EXERCISE DETAILS> Search the records for "lock". Report every line where it occurs.

TASK DATA>
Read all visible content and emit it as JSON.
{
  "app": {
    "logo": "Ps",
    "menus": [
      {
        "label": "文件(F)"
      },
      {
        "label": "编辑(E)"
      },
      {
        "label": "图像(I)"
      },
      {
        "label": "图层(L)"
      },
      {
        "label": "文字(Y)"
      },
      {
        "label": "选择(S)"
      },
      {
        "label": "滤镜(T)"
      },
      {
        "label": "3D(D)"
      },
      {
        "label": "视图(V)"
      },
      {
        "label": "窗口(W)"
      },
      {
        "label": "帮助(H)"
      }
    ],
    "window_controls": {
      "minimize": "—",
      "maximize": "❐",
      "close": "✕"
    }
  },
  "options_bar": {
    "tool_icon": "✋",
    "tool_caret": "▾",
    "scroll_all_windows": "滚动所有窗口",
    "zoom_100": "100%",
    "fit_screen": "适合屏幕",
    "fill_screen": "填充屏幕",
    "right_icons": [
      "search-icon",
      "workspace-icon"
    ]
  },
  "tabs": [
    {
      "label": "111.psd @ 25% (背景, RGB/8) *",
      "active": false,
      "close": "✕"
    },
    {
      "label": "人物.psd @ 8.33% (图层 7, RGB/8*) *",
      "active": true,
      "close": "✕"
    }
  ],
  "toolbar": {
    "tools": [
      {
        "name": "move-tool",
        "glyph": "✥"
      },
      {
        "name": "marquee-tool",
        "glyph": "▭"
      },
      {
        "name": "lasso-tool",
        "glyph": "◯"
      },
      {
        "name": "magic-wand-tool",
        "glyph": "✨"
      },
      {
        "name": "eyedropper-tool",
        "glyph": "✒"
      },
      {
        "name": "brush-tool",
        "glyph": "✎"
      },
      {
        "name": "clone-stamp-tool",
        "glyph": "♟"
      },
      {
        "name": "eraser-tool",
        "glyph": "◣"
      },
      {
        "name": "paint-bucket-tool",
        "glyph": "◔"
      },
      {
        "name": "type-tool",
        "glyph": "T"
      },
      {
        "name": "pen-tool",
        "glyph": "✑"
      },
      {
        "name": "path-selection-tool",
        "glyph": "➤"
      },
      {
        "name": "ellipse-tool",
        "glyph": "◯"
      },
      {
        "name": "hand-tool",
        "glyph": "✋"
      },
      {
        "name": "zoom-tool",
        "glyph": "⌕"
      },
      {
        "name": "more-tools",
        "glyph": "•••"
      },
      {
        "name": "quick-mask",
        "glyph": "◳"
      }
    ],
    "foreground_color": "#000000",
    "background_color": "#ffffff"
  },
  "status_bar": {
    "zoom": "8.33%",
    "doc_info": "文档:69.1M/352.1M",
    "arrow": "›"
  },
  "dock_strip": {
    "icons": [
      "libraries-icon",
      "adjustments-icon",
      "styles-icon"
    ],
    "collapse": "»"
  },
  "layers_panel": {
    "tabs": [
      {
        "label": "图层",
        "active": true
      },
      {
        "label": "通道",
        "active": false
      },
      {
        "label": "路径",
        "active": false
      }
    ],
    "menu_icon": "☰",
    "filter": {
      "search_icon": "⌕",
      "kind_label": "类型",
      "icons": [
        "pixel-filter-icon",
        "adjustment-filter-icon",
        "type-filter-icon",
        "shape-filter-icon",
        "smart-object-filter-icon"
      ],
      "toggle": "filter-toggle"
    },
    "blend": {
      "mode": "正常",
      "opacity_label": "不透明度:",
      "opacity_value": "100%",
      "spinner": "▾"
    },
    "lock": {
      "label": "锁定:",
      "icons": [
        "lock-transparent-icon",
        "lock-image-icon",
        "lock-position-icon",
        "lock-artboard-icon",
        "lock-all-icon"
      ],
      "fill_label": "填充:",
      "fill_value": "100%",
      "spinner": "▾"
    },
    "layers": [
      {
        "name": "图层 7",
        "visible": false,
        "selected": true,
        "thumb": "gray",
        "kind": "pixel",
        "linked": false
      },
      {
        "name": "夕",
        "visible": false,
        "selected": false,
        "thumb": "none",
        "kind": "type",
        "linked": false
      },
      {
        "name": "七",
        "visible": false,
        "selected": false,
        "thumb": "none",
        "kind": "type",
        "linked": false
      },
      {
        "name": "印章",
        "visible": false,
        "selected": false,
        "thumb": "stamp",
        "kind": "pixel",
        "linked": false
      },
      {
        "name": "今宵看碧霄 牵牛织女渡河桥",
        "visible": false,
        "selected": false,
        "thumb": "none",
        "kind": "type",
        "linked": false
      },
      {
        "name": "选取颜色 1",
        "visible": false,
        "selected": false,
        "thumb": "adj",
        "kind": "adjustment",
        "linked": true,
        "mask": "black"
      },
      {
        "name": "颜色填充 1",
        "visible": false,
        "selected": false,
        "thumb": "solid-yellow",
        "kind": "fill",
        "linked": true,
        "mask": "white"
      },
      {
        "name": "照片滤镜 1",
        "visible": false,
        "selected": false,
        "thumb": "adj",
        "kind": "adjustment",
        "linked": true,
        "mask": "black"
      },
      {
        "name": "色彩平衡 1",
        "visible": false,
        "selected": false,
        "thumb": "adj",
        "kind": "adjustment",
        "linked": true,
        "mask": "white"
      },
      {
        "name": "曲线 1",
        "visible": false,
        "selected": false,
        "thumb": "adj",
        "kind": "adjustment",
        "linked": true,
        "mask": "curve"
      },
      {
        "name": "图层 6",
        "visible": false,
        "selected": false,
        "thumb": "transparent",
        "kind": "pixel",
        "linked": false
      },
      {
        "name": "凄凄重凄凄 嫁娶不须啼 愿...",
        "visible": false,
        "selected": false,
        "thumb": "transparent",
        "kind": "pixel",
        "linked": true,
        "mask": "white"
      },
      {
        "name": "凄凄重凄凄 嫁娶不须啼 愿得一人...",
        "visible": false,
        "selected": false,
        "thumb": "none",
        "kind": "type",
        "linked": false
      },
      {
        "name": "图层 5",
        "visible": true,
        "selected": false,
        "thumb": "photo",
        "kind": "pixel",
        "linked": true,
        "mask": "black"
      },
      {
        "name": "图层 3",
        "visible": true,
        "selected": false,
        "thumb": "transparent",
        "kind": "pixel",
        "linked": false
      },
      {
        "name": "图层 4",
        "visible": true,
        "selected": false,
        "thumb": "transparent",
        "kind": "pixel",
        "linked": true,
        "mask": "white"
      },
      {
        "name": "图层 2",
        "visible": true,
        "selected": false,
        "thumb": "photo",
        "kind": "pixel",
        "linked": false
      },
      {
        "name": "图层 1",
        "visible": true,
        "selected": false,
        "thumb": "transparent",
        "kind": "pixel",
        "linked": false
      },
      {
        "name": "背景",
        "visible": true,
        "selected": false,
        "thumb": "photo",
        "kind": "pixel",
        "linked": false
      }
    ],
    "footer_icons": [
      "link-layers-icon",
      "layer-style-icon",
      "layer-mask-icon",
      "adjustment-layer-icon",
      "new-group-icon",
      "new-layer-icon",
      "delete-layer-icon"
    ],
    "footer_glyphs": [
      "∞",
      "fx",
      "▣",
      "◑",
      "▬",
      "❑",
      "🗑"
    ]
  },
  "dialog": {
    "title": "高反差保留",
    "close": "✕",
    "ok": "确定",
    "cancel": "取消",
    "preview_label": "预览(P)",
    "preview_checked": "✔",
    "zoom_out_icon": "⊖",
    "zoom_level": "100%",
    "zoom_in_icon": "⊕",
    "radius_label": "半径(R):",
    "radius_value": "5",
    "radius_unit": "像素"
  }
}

ANSWER FOR THE TASK>
    "lock": {
        "lock-transparent-icon",
        "lock-image-icon",
        "lock-position-icon",
        "lock-artboard-icon",
        "lock-all-icon"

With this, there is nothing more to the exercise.